Logan, Charles Russell. “Something So Dim It Must Be Holy: Civil War Commemorative Sculpture in Arkansas, 1886–1934.” Little Rock: Arkansas Historic Preservation Program, 1997. Online at http://www.arkansaspreservation.com/News-and-Events/publications (accessed November 4, 2021).

Neagles, James C. Confederate Research Sources: A Guide to Archive Collections. Salt Lake City: Ancestry Publishing, 1986.

Organization of Camps in the United Confederate Veterans. http://onlinebooks.library.upenn.edu/webbin/serial?id=ucvcamps (accessed November 4, 2021).

United Confederate Veterans Association Records. Louisiana and Lower Mississippi Valley Collections. Special Collections Department. Hill Memorial Library. Louisiana State University, Baton Rouge, Louisiana. Finding aid online at http://www.lib.lsu.edu/special/findaid/1357.pdf (accessed November 4, 2021).

Steven L. Warren
Overland Park, Kansas


    I went through several publications of the UCV (1896 to 1921) and discovered a whole bunch of UCV camps in addition to LSU’s holdings.

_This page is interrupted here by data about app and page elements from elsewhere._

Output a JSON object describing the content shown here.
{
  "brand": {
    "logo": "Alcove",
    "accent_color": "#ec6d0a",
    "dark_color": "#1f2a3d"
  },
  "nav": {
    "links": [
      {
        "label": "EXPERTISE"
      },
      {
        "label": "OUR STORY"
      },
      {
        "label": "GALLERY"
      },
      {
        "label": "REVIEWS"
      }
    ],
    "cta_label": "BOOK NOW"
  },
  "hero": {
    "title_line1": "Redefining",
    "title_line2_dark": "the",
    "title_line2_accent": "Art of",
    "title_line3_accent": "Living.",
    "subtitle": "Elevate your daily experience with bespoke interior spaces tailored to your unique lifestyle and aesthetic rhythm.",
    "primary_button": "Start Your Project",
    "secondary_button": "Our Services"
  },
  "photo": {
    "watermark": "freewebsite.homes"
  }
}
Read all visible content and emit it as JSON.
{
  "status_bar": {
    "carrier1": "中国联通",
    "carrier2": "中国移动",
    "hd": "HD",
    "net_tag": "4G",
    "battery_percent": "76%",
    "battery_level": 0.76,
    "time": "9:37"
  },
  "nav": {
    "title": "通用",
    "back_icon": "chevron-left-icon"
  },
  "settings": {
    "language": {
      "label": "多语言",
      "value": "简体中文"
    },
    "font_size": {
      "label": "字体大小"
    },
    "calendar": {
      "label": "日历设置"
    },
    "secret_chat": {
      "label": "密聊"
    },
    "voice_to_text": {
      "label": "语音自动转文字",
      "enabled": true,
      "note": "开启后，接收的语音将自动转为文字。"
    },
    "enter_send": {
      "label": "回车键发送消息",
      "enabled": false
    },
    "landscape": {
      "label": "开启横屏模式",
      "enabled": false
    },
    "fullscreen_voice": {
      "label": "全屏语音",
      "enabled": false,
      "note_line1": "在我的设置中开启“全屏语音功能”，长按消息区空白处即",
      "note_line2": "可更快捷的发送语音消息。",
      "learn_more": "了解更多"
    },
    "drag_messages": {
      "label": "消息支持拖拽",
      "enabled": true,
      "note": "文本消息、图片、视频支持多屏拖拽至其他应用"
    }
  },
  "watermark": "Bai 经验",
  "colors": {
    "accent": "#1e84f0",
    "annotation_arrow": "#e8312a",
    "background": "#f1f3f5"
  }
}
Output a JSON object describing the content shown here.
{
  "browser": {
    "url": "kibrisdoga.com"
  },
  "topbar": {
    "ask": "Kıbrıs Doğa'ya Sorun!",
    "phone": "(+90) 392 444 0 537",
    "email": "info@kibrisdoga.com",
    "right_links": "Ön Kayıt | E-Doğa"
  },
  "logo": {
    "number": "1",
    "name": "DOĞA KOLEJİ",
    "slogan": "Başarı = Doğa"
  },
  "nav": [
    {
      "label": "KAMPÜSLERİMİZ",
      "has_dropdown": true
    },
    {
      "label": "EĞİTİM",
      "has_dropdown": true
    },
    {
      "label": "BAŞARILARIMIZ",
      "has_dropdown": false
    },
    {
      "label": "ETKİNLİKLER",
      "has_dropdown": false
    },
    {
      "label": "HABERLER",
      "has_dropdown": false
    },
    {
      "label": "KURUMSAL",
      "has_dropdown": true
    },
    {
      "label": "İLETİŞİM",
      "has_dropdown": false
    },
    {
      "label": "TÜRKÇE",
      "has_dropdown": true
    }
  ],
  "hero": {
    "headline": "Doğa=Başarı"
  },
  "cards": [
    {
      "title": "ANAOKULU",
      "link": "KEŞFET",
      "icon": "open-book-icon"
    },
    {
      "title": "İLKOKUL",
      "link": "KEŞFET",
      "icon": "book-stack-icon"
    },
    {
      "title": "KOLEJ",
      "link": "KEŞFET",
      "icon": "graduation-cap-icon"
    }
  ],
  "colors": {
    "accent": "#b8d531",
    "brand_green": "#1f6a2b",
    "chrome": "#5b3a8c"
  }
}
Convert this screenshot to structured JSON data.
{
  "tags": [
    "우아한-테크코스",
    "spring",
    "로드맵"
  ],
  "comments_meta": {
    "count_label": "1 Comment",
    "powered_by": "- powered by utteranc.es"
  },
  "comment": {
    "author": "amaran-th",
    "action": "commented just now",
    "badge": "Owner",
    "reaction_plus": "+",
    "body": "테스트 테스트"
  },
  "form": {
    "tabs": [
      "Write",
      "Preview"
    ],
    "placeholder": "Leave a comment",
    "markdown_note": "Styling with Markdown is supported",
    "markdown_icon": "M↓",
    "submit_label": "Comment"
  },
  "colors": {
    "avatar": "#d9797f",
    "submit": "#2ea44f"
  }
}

See http://onlinebooks.library.upenn.edu/webbin/serial?id=ucvcamps ;1896 = 850 Camps in UCV.   52 Camps were in Arkansas (ranked 7th of 23 states listed); 1897 = 1026 Camps in UCV.  67 Camps were in Arkansas (ranked 6th of 24 states listed); 1903 = 1523 Camps in UCV.  98 Camps were in Arkansas (ranked 6th of 24 states listed); 1908 = 1196 Camps in UCV.  71 Camps were in Arkansas (ranked 6th of 19 states listed); 1910 = 1196 Camps in UCV.  69 Camps were in Arkansas (ranked 7th of 18 states listed); 1912 = 1175 Camps in UCV.  70 Camps were in Arkansas (ranked 7th of 18 states listed); 1921 = 1020 Camps in UCV.  64 Camps were in Arkansas (ranked 7th of 17 states listed)

    Dr. Robert A. Edwards